--- What is needed ---
Please report every line in the material below where the word "yang" is found.
▼▼▼
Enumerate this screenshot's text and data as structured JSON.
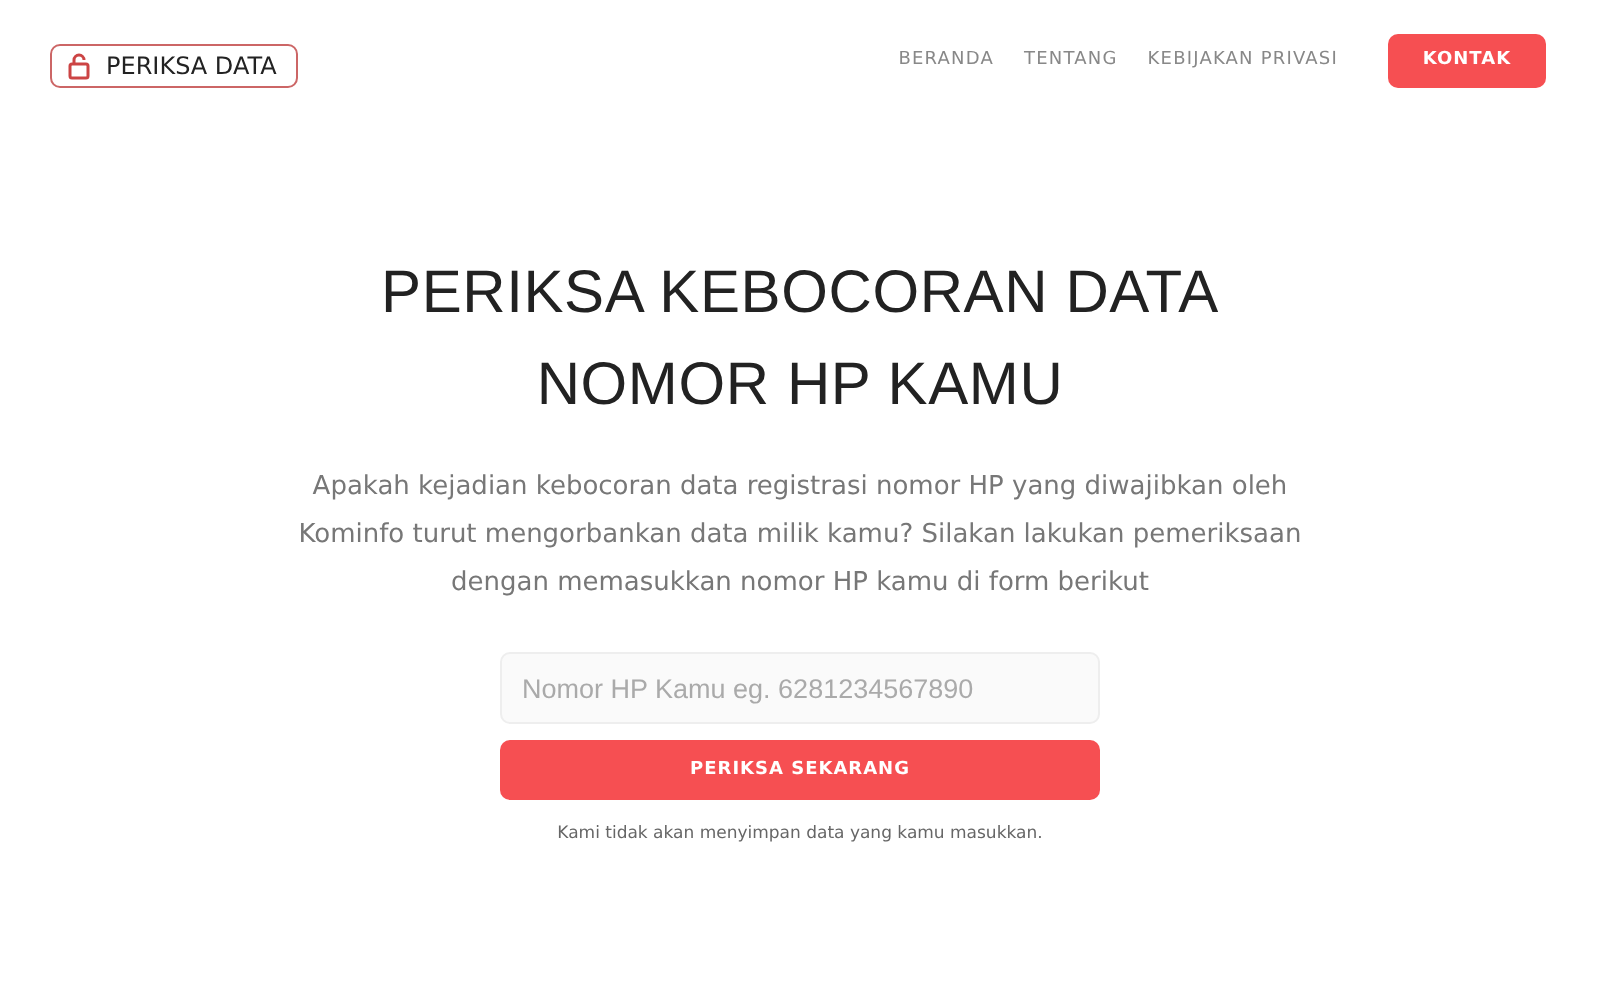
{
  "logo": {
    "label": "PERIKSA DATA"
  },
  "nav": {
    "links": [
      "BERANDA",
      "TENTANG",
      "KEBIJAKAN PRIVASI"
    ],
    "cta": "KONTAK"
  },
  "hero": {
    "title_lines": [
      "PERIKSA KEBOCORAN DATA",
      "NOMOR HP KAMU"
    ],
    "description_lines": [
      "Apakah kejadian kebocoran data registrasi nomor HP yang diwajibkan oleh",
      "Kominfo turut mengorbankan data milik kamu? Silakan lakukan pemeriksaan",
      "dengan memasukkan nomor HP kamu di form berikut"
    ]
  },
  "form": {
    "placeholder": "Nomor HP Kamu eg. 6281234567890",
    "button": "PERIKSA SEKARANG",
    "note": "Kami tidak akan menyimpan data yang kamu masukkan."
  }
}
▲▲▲
--- Response to this exercise ---
      "Apakah kejadian kebocoran data registrasi nomor HP yang diwajibkan oleh",
    "note": "Kami tidak akan menyimpan data yang kamu masukkan."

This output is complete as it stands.